Thorough & Aggressive Advocacy For All  Your Legal Needs

Why is a living will and health care proxy important?

On Behalf of | Oct 28, 2016 | Estate Planning |

When people plan for the future, they focus on things such as buying a house, buying a car, having a family. Later in life, they plan for how the house and the car are going to be distributed amongst the family.

Planning for what happens if you become incapacitated and unable to tend to your own affairs is just as important. Two things that can be put into place to address such an issue are a living will and a health care proxy.

What is a living will?

A living will details your wishes regarding medical treatment should you be unable to make such decisions for yourself. It does not grant another person to make medical decisions on your behalf beyond what is stated in the living will.
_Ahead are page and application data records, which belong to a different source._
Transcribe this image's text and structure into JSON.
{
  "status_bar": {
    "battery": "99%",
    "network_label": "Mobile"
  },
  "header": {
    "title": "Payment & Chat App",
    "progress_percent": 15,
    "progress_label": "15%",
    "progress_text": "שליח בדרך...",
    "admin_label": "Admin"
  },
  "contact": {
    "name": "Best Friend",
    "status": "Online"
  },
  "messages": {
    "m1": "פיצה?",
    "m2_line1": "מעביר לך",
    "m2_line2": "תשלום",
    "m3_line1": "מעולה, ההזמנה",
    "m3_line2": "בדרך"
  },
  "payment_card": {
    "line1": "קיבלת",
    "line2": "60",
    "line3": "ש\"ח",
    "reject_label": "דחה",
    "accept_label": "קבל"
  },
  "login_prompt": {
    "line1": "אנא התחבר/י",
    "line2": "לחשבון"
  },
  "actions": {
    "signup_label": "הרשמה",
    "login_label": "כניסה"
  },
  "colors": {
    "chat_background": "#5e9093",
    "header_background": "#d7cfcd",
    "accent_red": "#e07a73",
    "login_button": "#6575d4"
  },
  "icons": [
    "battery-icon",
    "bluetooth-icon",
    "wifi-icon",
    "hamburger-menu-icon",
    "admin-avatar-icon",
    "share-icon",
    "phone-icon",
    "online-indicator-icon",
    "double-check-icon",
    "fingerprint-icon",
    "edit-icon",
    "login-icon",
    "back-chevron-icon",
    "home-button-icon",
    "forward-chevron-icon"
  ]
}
What is a health care proxy?

In New York, a health care proxy is created when you appoint another individual that you trust to make medical treatment decisions for you. The appointed agent also has the authority to make decisions depending on any changing medical situations.

Health care providers are required to follow the directions of your agent as though they are your own. When creating the health care proxy, you have the power to grant as much or as little authority to your agent as you choose.

What requirements must my agent meet?

When choosing an agent, most people rely on a partner, relative, or close friend. The state of New York provides specifications that must be met in order for an individual to serve as your health care proxy.

The person may not be under the age of 18, unless the individual is a parent or married. The agent cannot be your attending physician or an appointed (and unrelated) health care professional that represents 10 or more people. Also, the agent cannot administer or be employed by a hospital of which you are a patient at the time of the appointment unless that person is related to you by blood, marriage, or adoption.

What should I consider when choosing an agent?

Two of the most important factors to consider when selecting an agent are trustworthiness and dependability.

You will want to have complete trust that your agent will make medical decisions on your behalf that will align with your personal wishes and that he or she will stand firm in the face of any opposition regarding those decisions.

Having a living will and health care proxy in place is something to consider at any point in your life. For advice regarding these documents, contact an attorney with estate planning experience.

FindLaw Network